Published on October 28th, 2021 | by Nathan Misa
No Longer Home Nintendo Switch Review
Summary: A point-and-click, dialogue-driven adventure that tackles themes from the heart, that won't resonate with everyone.
Narrative-driven video games, whether they’re character-focused, dense with lore, or tackle heavier themes head-on, are my favourite. I can get my ‘shoot-everything’ or open-world exploration fix anytime – a good game story is a far rarer experience to relish.
But there are times when there’s just not enough gameplay to keep engaged, even if the narrative that drives it is from the heart. No Longer Home, unfortunately, was one of those.
No Longer Home is billed as a semi-auto-biography of its two main developers, and it tells a very personal story about two flatmates, Ao and Bo. Both are non-binary, queer, in love, and in a reflective state of mind as they each face daunting circumstances, much of which is out of their control, some of which is relatable for any twenty-something university student lacking direction or feeling lost with what they’re doing. Ao’s student visa is expiring, forcing them to go back home to Japan, while the reality of high rent is forcing Bo to move back home with their family.
The game is a linear point-and-click adventure presented in an isometric viewpoint. As the player, who is almost like a detached, omniscient observer over their world, you control both characters as they interact with each other and talk about life and their worries for the future, and explore their flat, which is where most of the game takes place (some time is spent outside like in the ten minute prologue, Friary Road, which establishes their first meeting at a barbecue).
The gameplay itself is dialogue-driven. You pick several dialogue options as both Ao and Bo to drive the game’s narrative forward, as well as choose their private reactions and musings while interacting with several points of interest in their tightly packed living space. One cool difference compared to other games is you control the back-and-forth conversation options between both characters at the same time. There’s also no right and wrong choices; you choose what you feel is natural for them to say, as well as which character directs the flow of the conversation.
It’s a shame, then, that a lot of the writing feels mundane. The game aims to convey a sense of aimlessness, loneliness, and relatable worries about uncertain futures, wasting time, and having to confront change and the reality that people move on. Most of this is represented through fairly slice-of-life thoughts and discussion; everything from Ao lamenting the pressure from her parents paying for her study, to preparing to hold one last barbecue for their friends, to lamenting their flatmates leaving out rotting fruit. The grounded direction is refreshing in concept, but becomes tiring at times as the two leads ponder banal topics, or don’t dive into things as deep as their introspection alludes.

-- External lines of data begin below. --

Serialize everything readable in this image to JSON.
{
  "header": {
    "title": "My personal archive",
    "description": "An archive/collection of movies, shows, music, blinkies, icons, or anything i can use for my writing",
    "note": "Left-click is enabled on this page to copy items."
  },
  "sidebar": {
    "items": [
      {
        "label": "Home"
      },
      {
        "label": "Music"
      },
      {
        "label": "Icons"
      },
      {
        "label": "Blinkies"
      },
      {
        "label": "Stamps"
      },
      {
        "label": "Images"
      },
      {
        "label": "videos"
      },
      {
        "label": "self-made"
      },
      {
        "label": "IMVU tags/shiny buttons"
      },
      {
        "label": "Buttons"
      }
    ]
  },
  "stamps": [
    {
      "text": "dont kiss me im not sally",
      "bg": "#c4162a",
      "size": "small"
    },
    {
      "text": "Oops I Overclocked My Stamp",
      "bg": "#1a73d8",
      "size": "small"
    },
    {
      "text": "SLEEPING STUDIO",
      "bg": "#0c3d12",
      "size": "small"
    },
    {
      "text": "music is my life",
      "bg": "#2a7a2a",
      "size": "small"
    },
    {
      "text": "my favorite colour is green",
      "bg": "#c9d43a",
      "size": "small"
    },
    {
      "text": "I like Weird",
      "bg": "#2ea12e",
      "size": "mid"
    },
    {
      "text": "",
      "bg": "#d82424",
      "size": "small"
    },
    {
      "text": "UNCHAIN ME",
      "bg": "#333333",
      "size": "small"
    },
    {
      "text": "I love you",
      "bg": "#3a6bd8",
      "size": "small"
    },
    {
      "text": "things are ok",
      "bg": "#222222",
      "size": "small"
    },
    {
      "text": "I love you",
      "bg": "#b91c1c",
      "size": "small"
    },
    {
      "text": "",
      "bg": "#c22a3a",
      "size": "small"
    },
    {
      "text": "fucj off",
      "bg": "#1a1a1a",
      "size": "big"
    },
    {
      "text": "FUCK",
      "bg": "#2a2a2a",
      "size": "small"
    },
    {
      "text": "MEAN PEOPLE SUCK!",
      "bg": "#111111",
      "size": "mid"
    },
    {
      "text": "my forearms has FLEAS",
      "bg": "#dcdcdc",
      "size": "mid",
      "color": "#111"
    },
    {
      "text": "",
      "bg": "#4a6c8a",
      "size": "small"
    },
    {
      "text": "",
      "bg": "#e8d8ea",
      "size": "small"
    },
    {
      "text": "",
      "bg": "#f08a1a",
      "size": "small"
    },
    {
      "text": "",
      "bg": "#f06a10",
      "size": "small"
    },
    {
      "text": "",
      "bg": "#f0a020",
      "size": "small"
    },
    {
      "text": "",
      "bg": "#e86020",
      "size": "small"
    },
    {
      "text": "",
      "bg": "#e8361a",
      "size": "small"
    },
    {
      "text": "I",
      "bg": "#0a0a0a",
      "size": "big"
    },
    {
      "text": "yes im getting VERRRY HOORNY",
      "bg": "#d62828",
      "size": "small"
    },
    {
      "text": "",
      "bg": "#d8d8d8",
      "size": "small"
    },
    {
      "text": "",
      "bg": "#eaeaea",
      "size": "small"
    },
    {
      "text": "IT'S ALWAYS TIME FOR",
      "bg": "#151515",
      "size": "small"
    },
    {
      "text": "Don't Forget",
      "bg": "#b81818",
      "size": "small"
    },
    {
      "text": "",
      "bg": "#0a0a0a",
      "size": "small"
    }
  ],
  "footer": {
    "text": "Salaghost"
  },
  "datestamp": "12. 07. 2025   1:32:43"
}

The presentation of No Longer Home is what I’d describe as an interactive theater, with the walls, furniture and roof of the flat often shifting in a surreal manner (representative, perhaps, of their headspace) as you enter a new room, or ‘scene’, while the art-style is reminiscent of another recent indie title, Untitled Goose Game. The music evokes a melancholy loneliness in its somber tones, and does much to convey the heavy emotions the pair are feeling.
The Final Verdict
Not every game story is made for everybody. I unfortunately didn’t connect with Ao and Bo’s contemplation, or the basic point-and-click gameplay, as much as I’d hoped, but it’s easy to see many other gamers will.
No Longer Home is a few hours long, and moves at a brisk enough pace, but all in all, your enjoyment of this game will heavily rest on your ability to relate to the personal storytelling, its exploration of sensitive subjects, such as depression, suicide ideation and gender identity (of which there is a content warning in the main menu to let audiences know) and its upfront premise of a dialogue-heavy, point-and-click narrative over conventional gameplay systems.
Primary Format – Games – Nintendo Switch
Game Genre – Point and click adventure
Game Developer – Humble Grove
Game Publisher – Fellow Traveller